▶ **TASK**
Select the lines of the records containing the word "data" and list them.

▶ **RECORDS PROVIDED**
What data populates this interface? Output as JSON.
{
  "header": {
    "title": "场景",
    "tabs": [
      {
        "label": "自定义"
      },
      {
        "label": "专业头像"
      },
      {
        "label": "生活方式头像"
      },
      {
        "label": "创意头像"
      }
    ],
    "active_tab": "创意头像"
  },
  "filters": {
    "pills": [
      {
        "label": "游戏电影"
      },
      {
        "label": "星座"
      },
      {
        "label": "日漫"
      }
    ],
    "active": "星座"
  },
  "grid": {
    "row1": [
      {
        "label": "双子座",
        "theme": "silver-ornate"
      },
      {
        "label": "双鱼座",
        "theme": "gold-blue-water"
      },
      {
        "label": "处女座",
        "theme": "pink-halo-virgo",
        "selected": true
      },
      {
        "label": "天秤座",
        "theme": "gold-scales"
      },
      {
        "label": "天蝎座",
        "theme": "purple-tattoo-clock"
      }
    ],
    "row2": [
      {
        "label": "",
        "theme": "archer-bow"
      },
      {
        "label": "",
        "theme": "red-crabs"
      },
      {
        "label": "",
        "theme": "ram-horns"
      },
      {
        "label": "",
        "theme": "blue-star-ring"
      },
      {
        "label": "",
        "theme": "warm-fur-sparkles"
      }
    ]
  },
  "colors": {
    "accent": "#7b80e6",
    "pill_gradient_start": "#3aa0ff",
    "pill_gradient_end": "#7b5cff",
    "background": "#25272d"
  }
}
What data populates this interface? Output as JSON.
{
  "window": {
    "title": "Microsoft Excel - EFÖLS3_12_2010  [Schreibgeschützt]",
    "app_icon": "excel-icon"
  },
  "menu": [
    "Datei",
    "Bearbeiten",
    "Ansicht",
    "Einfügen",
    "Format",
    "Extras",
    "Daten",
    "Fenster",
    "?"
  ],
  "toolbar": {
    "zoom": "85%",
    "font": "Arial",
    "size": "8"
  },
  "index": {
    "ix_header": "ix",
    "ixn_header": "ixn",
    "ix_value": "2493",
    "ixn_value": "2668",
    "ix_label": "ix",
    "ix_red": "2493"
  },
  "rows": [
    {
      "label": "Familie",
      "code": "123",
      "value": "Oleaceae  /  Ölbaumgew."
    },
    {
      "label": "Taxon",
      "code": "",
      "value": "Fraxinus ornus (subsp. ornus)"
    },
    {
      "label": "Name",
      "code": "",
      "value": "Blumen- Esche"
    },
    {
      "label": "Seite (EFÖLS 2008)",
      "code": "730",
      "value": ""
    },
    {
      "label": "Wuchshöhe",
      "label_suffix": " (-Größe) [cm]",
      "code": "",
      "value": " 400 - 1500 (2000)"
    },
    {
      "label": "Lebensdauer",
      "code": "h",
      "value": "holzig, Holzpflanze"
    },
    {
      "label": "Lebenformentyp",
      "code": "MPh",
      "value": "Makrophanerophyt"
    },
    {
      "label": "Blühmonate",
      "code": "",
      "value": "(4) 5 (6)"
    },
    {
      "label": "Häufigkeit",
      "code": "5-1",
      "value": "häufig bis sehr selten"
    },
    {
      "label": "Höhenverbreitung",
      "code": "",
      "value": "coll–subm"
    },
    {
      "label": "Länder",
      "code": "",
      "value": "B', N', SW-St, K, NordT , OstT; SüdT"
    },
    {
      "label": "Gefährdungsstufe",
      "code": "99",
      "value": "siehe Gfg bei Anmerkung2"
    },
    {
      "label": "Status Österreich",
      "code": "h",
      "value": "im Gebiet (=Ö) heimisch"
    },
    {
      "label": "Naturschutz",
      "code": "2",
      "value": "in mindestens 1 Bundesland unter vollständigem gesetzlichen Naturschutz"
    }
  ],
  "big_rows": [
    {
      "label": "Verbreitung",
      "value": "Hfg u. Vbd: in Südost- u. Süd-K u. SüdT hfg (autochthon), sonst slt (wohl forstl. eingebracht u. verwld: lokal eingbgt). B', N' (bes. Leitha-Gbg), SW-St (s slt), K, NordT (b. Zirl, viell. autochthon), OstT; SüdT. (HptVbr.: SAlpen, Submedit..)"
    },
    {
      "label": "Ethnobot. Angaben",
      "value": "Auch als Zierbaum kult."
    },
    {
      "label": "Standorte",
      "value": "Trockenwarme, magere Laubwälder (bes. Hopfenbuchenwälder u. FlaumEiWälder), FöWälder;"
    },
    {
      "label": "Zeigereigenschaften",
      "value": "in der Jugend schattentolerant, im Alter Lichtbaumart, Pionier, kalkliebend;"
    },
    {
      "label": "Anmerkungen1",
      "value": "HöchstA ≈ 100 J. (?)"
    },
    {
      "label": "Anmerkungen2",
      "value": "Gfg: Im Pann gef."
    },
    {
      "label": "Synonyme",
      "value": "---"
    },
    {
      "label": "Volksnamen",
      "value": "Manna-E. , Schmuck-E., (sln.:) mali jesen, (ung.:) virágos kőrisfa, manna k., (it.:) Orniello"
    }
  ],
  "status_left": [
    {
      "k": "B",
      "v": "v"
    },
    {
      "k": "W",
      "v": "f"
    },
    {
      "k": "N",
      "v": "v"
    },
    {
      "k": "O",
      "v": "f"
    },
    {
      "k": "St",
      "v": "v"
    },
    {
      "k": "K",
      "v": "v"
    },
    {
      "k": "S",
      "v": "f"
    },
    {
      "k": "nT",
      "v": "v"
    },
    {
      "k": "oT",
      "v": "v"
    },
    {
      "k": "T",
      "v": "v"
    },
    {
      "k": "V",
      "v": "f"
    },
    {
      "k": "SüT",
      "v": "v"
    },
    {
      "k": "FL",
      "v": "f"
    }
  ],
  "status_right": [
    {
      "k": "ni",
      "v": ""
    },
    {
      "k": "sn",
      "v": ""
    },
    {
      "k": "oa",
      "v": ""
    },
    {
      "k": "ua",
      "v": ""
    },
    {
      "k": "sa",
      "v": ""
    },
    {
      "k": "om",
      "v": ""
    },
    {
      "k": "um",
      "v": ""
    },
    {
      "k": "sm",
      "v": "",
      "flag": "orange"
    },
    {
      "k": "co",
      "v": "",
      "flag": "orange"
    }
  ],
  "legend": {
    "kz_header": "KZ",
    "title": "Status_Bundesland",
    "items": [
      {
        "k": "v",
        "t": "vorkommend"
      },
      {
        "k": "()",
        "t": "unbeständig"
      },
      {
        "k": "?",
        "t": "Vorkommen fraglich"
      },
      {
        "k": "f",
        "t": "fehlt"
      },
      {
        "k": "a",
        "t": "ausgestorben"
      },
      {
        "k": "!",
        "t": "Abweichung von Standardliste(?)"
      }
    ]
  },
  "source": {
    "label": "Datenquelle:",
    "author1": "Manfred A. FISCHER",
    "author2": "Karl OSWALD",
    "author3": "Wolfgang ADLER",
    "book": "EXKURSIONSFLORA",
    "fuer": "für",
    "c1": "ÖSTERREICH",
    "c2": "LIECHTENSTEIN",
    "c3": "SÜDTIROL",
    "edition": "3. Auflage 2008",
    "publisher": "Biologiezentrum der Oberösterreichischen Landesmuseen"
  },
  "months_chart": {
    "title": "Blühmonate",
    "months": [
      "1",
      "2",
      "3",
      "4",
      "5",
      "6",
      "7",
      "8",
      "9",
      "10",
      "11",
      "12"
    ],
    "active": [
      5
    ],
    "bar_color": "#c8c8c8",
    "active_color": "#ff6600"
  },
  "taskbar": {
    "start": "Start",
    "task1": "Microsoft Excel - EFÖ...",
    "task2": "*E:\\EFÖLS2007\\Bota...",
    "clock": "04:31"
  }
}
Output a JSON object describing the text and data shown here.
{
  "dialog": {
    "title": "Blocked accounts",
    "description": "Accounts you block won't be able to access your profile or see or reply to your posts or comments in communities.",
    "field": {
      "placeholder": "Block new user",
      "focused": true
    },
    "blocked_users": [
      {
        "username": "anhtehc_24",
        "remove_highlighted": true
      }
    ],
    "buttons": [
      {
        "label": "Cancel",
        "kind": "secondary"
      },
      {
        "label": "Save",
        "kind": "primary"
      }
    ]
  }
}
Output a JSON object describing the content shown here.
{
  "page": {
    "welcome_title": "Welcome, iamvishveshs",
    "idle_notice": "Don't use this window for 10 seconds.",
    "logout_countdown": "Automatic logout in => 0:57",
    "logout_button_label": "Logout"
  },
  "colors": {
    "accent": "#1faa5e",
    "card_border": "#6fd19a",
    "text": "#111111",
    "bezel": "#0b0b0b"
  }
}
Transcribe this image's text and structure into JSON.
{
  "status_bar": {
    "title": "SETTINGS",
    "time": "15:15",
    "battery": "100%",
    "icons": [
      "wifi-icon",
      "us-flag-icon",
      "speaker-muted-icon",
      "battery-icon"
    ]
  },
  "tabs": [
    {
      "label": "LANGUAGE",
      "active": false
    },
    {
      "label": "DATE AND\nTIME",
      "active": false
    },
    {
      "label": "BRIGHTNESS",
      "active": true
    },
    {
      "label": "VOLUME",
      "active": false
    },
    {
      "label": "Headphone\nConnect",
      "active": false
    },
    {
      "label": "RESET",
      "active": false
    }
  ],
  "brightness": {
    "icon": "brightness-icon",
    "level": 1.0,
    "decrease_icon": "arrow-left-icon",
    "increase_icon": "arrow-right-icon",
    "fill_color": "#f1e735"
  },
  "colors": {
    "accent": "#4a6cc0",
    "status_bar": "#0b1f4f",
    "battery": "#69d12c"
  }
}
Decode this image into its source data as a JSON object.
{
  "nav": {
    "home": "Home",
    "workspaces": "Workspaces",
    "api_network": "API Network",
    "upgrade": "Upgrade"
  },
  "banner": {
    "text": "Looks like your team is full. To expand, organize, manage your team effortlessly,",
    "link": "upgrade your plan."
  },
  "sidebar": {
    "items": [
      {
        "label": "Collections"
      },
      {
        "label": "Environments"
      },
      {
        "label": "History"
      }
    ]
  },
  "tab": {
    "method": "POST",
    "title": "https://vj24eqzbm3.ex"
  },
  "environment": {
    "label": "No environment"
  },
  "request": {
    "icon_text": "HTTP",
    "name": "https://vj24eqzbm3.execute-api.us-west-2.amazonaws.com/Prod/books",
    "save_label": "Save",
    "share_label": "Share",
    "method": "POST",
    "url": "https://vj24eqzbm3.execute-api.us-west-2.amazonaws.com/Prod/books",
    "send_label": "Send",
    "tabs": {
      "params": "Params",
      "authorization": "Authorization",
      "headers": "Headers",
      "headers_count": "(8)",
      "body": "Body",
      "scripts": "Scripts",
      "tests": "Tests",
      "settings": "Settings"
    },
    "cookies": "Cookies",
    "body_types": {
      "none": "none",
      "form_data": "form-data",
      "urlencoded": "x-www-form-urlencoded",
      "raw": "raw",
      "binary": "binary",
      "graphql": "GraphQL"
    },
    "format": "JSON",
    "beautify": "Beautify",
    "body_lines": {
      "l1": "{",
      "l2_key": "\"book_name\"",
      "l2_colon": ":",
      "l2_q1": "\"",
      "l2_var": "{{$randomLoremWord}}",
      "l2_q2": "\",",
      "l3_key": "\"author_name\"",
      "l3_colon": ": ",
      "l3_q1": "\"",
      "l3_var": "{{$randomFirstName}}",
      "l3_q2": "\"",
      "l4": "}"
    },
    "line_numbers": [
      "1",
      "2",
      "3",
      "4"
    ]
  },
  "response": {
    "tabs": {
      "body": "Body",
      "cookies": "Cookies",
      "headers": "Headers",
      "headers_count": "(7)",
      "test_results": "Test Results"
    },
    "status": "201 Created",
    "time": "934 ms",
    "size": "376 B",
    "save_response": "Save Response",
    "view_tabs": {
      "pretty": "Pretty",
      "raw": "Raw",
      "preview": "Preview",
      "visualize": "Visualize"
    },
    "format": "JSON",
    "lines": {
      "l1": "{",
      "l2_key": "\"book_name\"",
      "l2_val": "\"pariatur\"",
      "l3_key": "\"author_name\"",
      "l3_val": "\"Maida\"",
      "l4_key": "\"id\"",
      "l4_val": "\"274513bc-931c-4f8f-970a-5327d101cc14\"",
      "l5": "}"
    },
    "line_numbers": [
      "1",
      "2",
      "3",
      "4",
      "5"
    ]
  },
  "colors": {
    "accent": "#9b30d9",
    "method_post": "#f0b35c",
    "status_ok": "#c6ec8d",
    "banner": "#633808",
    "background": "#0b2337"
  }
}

▶ **TASK OUTPUT**
What data populates this interface? Output as JSON.
What data populates this interface? Output as JSON.
Output a JSON object describing the text and data shown here.
Decode this image into its source data as a JSON object.
      "form_data": "form-data",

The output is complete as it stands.